• PROBLEM REQUIREMENTS: In the data that follows, count each line holding the string "JSON"; answer with the number only.

• DATA TO PROCESS:
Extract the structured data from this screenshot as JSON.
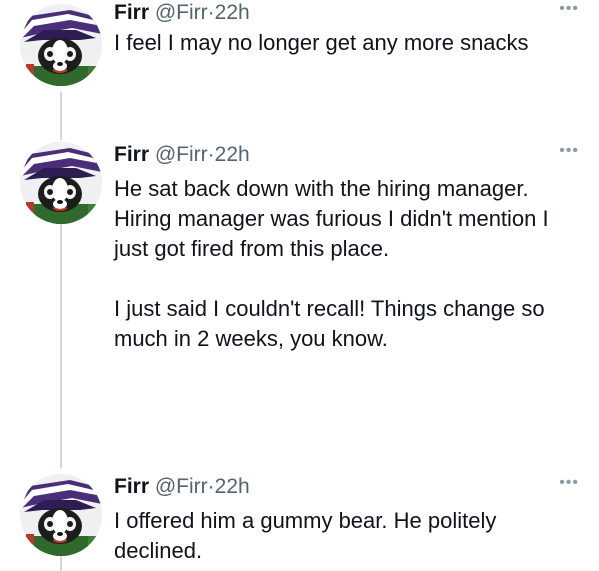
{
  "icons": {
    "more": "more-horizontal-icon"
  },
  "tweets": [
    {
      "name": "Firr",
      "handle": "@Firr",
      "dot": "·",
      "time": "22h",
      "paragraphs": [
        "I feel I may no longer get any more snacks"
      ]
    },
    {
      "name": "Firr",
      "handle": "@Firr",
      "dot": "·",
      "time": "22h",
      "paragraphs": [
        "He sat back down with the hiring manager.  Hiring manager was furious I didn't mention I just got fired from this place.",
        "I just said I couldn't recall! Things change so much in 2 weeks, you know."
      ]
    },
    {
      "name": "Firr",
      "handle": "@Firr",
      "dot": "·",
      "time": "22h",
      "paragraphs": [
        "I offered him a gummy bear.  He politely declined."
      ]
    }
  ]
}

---

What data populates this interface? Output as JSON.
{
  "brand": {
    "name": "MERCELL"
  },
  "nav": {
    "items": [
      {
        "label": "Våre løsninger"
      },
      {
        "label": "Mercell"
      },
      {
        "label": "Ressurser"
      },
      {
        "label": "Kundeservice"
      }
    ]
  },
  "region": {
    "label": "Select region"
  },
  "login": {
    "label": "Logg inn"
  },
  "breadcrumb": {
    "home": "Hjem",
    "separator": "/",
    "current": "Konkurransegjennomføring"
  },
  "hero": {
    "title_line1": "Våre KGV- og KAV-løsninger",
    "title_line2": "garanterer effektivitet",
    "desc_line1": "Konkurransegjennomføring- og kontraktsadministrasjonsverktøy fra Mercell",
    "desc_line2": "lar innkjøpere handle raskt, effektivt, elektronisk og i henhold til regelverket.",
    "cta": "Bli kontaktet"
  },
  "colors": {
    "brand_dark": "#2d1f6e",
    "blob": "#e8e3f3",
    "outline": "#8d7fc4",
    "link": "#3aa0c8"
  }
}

• ANSWER SPACE: 2